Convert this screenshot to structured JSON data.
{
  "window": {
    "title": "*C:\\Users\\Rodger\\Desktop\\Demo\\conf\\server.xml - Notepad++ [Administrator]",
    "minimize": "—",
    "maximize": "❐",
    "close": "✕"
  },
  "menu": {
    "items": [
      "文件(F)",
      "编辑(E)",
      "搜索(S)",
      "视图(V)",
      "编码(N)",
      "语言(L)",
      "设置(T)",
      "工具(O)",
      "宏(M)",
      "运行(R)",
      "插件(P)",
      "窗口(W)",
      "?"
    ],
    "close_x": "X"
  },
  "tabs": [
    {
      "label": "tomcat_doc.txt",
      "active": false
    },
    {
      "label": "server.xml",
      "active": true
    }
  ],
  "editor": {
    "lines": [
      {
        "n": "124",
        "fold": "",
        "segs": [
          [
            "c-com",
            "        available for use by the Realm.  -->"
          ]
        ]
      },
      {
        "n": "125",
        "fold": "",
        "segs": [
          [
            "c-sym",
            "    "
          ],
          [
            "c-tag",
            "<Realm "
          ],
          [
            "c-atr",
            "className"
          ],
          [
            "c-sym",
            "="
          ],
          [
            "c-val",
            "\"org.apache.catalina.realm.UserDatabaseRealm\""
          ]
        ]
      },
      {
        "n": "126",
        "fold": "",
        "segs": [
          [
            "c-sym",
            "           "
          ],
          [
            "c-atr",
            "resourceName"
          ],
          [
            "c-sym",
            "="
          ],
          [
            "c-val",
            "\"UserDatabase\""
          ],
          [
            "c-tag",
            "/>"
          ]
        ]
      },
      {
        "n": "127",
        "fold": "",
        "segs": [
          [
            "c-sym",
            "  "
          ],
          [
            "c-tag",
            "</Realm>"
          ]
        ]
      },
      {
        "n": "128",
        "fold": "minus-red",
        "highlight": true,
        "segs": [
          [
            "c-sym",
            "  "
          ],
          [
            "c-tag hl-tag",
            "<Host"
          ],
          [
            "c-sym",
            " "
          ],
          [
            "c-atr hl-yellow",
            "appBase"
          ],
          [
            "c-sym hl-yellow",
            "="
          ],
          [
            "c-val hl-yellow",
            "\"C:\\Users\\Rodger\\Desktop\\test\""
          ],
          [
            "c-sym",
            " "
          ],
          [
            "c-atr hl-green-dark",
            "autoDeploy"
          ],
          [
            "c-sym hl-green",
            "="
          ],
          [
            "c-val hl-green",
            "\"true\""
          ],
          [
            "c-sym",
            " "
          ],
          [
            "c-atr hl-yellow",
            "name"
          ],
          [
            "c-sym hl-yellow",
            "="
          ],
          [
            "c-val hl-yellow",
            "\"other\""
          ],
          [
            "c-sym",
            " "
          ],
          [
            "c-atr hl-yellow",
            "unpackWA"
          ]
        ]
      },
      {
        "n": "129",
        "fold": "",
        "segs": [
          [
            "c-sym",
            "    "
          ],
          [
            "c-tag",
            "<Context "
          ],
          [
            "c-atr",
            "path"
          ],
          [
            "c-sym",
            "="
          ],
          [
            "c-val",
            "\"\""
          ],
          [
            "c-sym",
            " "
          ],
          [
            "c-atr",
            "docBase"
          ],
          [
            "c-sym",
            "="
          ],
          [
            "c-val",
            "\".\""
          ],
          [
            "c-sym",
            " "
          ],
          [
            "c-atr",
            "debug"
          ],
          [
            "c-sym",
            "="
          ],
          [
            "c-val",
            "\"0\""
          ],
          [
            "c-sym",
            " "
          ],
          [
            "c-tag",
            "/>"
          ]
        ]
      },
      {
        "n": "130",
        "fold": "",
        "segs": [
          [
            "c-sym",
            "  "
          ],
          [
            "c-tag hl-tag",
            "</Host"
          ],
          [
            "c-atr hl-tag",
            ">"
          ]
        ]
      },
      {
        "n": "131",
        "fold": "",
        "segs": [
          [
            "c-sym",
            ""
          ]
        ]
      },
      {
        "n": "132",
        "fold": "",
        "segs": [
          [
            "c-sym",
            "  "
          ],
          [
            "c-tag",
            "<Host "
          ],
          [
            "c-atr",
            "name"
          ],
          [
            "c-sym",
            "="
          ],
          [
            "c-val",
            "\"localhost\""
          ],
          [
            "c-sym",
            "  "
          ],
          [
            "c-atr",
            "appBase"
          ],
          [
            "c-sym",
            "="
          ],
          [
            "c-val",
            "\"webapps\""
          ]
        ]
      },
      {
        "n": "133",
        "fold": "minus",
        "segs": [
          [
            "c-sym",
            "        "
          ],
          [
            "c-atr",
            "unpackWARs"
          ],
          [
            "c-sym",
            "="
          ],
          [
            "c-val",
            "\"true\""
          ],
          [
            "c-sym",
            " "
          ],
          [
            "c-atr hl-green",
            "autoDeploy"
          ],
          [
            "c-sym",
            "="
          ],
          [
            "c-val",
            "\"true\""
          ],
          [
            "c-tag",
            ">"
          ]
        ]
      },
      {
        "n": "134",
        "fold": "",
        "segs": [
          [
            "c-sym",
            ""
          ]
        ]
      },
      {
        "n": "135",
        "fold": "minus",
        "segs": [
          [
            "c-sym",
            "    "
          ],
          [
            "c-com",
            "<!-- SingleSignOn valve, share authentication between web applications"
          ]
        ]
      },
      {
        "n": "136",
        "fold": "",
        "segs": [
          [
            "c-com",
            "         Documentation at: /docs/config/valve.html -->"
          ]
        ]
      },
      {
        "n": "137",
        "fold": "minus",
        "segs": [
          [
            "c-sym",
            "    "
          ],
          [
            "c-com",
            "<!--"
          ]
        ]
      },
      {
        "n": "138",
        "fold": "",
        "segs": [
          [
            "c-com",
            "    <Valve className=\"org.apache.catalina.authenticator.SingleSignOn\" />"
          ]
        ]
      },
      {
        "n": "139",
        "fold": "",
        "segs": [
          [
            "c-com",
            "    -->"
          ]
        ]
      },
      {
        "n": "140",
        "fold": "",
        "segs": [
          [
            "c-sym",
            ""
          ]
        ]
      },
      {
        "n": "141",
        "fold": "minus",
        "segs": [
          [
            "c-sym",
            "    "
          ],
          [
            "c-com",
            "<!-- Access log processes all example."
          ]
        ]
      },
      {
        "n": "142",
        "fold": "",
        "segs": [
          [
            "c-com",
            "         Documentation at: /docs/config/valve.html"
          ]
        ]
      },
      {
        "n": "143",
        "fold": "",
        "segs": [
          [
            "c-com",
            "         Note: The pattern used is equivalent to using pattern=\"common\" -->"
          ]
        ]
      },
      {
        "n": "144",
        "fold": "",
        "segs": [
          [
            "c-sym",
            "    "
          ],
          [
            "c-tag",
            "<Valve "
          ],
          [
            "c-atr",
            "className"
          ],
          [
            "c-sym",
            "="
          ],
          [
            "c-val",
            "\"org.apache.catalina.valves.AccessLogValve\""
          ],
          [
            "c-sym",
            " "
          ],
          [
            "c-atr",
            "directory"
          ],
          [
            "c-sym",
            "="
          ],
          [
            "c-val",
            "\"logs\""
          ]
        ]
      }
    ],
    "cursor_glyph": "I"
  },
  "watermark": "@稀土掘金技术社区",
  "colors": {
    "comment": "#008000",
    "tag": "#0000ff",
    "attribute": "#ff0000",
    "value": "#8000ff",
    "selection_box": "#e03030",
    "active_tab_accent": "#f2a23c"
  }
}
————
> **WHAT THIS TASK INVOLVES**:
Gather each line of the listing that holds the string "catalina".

> **RESULT OF THIS EXERCISE**:
            "\"org.apache.catalina.realm.UserDatabaseRealm\""
            "    <Valve className=\"org.apache.catalina.authenticator.SingleSignOn\" />"
            "\"org.apache.catalina.valves.AccessLogValve\""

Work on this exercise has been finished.